Tidal zones are unique environments. Not quite land, not quite
sea, the inhabitants of tidal pools fight to survive between two
worlds. Tatoosh Island, located off the Washington Coast, is one
of the richest temperate tidal systems in the world.
Paine, a University of Washington zoologist, has visited Tatoosh
at least 12 times a year for over 30 years to study the natural
connections between the organisms that inhabit the intertidal
experiment Paine conducted with mussels and starfish since 1970
was ideal in demonstrating the principal of "keystone species,"
which holds that certain species are critically important to the
balance of an ecosystem.
discusses how all organisms are embedded in one
rich, interactive system.
showed that the population of starfish in the Tatoosh tidal zone
are critical in controlling the mussel population. In test areas
where Paine physically removed the starfish, mussels crowded out
most other life forms. Thus, the starfish is a "keystone species"
because it has a critical effect on the entire ecosystem. Without
the starfish, the biodiversity in the tidal zones of Tatoosh Island
would be radically different.
apply to plants and trees as well. Destruction of a certain tree
or plant can also alter the characteristics of an ecosystem. Scientists

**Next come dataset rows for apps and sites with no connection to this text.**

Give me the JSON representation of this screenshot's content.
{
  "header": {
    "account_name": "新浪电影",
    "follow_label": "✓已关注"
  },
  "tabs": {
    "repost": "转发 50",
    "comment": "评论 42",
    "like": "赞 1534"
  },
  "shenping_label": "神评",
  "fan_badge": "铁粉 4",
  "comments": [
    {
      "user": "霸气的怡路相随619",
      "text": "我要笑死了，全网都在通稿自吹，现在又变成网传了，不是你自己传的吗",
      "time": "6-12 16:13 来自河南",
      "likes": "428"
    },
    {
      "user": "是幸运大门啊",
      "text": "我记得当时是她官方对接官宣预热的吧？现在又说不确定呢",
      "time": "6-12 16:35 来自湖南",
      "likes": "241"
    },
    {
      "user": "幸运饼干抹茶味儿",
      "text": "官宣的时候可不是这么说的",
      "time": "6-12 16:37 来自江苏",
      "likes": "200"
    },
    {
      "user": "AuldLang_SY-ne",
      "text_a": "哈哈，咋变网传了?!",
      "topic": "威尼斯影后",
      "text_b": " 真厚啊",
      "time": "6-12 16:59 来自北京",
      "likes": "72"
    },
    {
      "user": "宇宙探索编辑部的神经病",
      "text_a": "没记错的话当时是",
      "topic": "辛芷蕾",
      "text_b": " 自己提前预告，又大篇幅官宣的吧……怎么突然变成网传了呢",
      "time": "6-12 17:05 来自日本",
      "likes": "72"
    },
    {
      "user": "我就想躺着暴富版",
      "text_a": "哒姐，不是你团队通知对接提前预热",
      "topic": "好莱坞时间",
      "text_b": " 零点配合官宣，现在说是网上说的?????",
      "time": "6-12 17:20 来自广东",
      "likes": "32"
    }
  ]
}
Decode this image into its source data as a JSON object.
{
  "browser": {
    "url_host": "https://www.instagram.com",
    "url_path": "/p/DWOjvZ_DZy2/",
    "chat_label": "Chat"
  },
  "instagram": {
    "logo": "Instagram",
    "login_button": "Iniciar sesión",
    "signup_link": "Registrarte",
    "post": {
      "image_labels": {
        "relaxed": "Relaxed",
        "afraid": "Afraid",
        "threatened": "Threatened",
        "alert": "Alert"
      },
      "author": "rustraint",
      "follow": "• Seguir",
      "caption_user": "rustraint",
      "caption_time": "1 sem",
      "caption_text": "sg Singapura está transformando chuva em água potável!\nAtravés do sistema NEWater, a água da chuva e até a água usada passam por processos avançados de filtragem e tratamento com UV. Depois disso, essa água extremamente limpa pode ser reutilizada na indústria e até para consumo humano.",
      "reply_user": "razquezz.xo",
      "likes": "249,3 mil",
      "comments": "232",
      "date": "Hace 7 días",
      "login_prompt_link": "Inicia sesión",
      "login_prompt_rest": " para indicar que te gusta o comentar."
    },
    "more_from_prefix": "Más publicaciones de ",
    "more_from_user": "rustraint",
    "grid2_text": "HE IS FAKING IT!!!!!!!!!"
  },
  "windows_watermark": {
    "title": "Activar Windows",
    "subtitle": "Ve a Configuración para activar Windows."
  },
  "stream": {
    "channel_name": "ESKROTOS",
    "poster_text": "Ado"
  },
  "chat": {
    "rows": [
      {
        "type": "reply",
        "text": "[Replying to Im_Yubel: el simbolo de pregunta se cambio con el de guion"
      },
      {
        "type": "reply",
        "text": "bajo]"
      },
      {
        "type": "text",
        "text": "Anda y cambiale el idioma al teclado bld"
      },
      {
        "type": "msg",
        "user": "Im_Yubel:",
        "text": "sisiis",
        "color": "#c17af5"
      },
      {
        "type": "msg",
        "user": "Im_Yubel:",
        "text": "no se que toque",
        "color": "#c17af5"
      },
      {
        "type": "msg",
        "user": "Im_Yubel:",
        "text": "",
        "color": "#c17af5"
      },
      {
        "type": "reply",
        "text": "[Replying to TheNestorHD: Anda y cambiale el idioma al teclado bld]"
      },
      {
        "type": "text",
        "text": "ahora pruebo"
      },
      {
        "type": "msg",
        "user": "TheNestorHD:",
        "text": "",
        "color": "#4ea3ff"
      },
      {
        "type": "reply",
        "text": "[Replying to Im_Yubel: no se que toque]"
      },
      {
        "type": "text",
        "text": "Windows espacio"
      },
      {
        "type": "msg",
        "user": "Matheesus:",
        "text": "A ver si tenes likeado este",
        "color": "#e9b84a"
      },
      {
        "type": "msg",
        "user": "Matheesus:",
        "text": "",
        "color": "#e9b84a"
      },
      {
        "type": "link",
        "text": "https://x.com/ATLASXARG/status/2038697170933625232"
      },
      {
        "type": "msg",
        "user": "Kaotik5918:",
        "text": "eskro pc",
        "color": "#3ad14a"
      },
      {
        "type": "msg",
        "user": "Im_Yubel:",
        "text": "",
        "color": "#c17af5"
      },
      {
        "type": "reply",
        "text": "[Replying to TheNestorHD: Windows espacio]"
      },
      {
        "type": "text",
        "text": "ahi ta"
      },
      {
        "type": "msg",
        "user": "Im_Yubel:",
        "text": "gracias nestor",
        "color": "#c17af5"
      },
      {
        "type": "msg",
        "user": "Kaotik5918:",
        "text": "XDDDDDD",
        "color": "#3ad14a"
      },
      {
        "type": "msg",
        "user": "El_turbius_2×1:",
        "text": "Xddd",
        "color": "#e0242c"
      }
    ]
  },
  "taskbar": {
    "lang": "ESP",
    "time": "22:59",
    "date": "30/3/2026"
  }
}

understand how two or three species' affect each other but the
complex relationship of a whole ecological community is still
not completely understood. If human activity accidentally decimates
or completely destroys a keystone species in an ecosystem, the
imbalance could mean the environment could change drastically
to find out more on keystone species
To find out
ways to help keep our tidal zones in balance, visit: http://www.kingcounty.gov/environment/waterandland/puget-sound-marine.aspx
let's visit the temperate
forests of Washington to understand
the important role of trees
in the Earth's biodiversity!